The Institute for Military and Veteran Family Wellness has officially opened its doors to offer research-based support for student veterans and veteran families.

The institute, which opened this fall, is a collaboration between the Steve Hicks School of Social Work and the Dell Medical School Department of Psychiatry, according to the website. Founded by director Elisa Borah, the institute publishes nationwide research and holds programs such as the Veteran Spouse Network, Veteran Couples Connect and Veteran Spouse Resiliency Group that offer support for post-traumatic stress disorder and relationship counseling.

Borah said she has worked for years to start some of these programs, and now, the new institute is bringing them to Austin. She said the institute’s research will help student veterans find purpose when transitioning to civilian life. 

“We’re studying how best to help veterans and their families transition,” Borah said. “Whether that’s getting used to a new culture on campus or finding a new identity outside of the military.”

Amber Vasquez, math junior and veteran spouse, said the institute is unique because it prioritizes the veteran and their spouse.
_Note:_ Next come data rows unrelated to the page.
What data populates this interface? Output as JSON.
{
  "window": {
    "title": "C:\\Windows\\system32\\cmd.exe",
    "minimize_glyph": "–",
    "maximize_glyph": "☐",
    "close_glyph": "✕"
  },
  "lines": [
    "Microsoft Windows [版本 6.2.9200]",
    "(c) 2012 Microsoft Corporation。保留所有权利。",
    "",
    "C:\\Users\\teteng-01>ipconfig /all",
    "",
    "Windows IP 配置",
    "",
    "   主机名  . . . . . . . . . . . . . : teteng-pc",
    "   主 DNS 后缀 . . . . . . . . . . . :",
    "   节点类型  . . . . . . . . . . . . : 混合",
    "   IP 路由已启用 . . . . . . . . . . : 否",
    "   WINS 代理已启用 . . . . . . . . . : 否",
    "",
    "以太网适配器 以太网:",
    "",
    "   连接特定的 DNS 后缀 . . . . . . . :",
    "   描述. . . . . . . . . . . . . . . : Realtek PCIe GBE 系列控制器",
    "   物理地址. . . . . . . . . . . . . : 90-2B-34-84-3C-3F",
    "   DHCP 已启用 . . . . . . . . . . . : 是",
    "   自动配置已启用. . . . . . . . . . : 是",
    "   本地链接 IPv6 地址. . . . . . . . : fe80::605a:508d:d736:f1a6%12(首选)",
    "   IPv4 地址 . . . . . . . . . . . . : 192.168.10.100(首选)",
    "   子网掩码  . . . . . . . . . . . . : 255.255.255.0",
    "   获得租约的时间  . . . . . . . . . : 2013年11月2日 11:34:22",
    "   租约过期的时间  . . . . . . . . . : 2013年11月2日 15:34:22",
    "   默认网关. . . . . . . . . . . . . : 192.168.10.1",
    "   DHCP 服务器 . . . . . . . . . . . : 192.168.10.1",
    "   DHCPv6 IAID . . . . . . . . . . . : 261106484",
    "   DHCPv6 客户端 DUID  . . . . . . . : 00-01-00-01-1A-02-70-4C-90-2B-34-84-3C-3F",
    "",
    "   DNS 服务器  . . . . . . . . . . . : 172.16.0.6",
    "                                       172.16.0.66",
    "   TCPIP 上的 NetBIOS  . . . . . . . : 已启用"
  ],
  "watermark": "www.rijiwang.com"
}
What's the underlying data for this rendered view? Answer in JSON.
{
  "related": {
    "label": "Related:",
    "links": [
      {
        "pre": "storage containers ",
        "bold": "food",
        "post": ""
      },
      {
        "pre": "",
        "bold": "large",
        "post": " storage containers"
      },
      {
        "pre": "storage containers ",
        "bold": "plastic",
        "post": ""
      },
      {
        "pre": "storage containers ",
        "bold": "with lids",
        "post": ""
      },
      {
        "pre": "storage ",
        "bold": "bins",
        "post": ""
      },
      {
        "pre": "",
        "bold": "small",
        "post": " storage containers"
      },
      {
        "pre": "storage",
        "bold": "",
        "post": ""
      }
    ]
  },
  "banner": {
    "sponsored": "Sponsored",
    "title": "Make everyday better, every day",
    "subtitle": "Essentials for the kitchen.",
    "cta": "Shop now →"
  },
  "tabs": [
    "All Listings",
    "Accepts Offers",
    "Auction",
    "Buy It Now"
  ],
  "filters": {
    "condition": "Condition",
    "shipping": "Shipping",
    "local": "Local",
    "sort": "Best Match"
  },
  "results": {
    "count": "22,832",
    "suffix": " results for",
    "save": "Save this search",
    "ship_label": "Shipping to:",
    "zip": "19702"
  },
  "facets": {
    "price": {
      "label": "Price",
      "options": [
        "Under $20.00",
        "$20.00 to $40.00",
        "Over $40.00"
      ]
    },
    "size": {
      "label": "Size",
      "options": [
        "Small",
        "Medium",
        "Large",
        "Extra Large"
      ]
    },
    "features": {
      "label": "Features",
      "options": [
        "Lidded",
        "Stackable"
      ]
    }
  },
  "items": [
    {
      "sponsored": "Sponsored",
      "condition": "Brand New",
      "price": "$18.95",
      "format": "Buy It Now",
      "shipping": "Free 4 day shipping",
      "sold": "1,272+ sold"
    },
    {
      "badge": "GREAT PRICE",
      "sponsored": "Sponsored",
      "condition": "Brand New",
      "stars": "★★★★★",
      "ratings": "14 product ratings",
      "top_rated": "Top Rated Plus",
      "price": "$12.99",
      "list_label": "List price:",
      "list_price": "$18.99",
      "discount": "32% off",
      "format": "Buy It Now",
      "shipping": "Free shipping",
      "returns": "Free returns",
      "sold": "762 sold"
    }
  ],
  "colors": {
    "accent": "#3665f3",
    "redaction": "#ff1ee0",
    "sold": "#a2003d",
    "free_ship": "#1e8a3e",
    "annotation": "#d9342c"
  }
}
She said the peer support offered by the Veteran Spouse Resiliency Group has helped her heal by connecting her with others who share her experience.

“It creates a peer network that can understand what we’re going through without really having to explain a lot,” Vasquez said. “Some of the issues that we deal with, especially if you have a wounded veteran in your life, which is my case, can be heavy issues that talking to someone who isn’t connected to the military wouldn’t quite understand.”

Nikki Hammond, communication and leadership freshman, said her father’s deployment during high school took a toll on her entire family, especially her mother.

“You’re kind of on your own, especially when it comes to spouses,” Hammond said. “This organization could be very helpful in managing finances, relationships and all of the exterior stuff (that) are definitely hard to manage when one person has to carry it all.”

Borah said there are nonprofit groups that support veterans, but, unlike the institute, these groups do not always conduct research to test their programs.

“Research is needed to know for certain that the intervention is working,” Borah said. “A lot of times, people create something because they want to help veterans, but they don’t always know if the thing they’ve created is really helping.”

Editor's Note: This article has been updated since it was originally published to clarify a statement about the research other groups conduct.